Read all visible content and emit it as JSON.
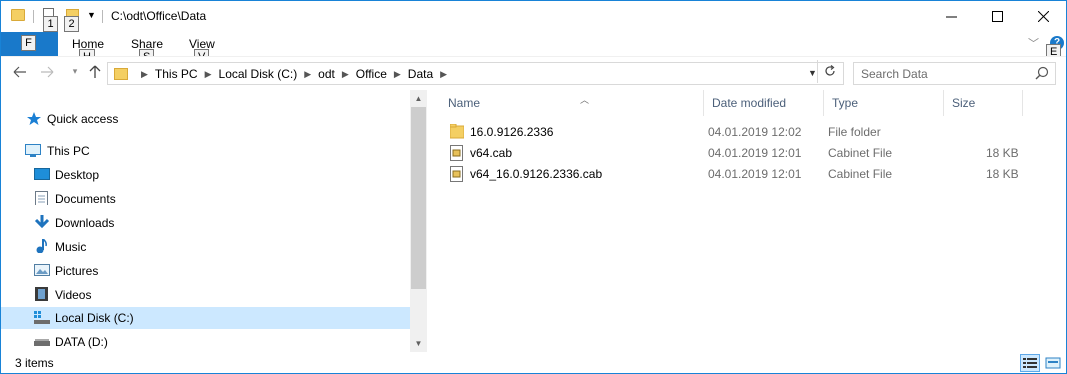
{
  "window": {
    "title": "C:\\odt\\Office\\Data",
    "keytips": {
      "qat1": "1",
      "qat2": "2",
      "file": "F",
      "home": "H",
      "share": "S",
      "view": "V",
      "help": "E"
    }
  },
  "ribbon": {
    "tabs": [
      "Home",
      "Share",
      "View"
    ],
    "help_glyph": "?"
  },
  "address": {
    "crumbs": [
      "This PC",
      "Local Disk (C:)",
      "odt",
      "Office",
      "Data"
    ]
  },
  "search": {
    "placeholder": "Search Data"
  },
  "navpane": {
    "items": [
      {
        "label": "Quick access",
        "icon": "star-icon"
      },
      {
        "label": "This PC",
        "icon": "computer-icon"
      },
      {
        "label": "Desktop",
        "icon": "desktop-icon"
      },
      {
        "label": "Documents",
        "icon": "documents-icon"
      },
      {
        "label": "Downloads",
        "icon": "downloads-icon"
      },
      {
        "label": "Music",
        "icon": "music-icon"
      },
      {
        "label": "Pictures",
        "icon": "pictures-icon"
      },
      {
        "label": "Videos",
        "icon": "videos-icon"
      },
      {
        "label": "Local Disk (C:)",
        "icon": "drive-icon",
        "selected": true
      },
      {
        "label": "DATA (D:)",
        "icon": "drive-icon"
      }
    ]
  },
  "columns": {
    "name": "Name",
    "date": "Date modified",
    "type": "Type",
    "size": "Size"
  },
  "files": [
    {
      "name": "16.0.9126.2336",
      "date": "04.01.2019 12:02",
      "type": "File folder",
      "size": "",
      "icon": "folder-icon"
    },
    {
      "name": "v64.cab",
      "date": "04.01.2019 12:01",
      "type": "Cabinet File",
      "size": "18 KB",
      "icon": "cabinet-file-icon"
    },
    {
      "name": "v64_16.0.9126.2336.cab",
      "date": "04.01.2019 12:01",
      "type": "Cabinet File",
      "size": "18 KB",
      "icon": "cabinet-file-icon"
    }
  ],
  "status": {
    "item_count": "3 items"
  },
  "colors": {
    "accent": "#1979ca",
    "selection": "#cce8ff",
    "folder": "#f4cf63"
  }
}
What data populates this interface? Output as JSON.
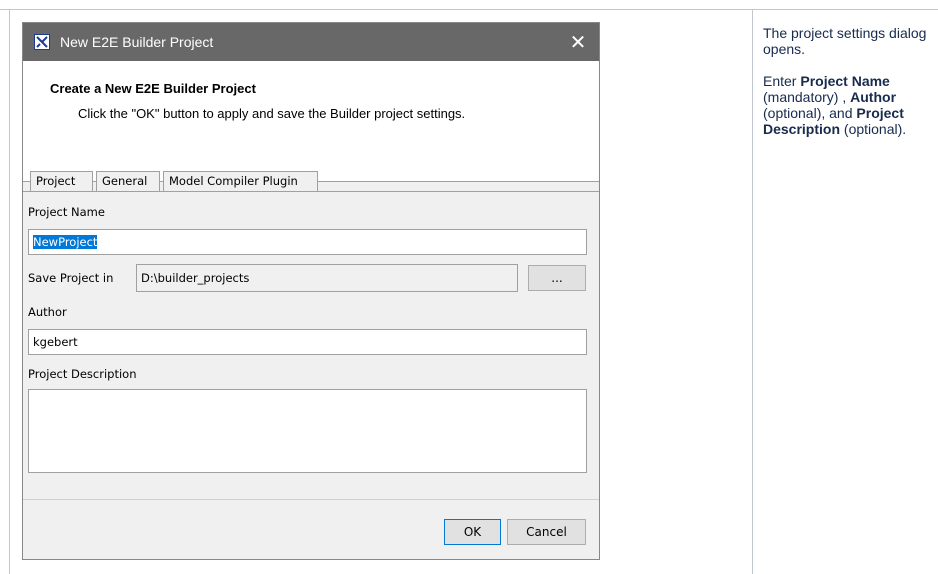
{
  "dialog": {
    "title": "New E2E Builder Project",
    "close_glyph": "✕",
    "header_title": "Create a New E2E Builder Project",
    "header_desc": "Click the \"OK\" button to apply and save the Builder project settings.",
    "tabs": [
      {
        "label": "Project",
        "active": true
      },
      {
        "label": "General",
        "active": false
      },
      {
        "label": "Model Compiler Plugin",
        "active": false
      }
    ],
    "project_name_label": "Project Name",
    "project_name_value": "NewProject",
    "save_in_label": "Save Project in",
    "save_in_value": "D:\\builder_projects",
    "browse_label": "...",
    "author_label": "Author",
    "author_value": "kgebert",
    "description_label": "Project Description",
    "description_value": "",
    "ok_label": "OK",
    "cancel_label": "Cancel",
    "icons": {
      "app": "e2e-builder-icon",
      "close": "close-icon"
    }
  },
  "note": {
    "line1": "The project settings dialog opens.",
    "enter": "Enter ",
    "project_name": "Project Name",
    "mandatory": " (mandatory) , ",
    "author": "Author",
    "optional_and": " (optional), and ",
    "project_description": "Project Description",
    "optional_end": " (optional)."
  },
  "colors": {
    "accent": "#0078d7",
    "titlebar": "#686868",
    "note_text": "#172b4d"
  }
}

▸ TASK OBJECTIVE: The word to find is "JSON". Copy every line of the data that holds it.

▸ TASK SOLUTION:
Read all visible content and emit it as JSON.
What data populates this interface? Output as JSON.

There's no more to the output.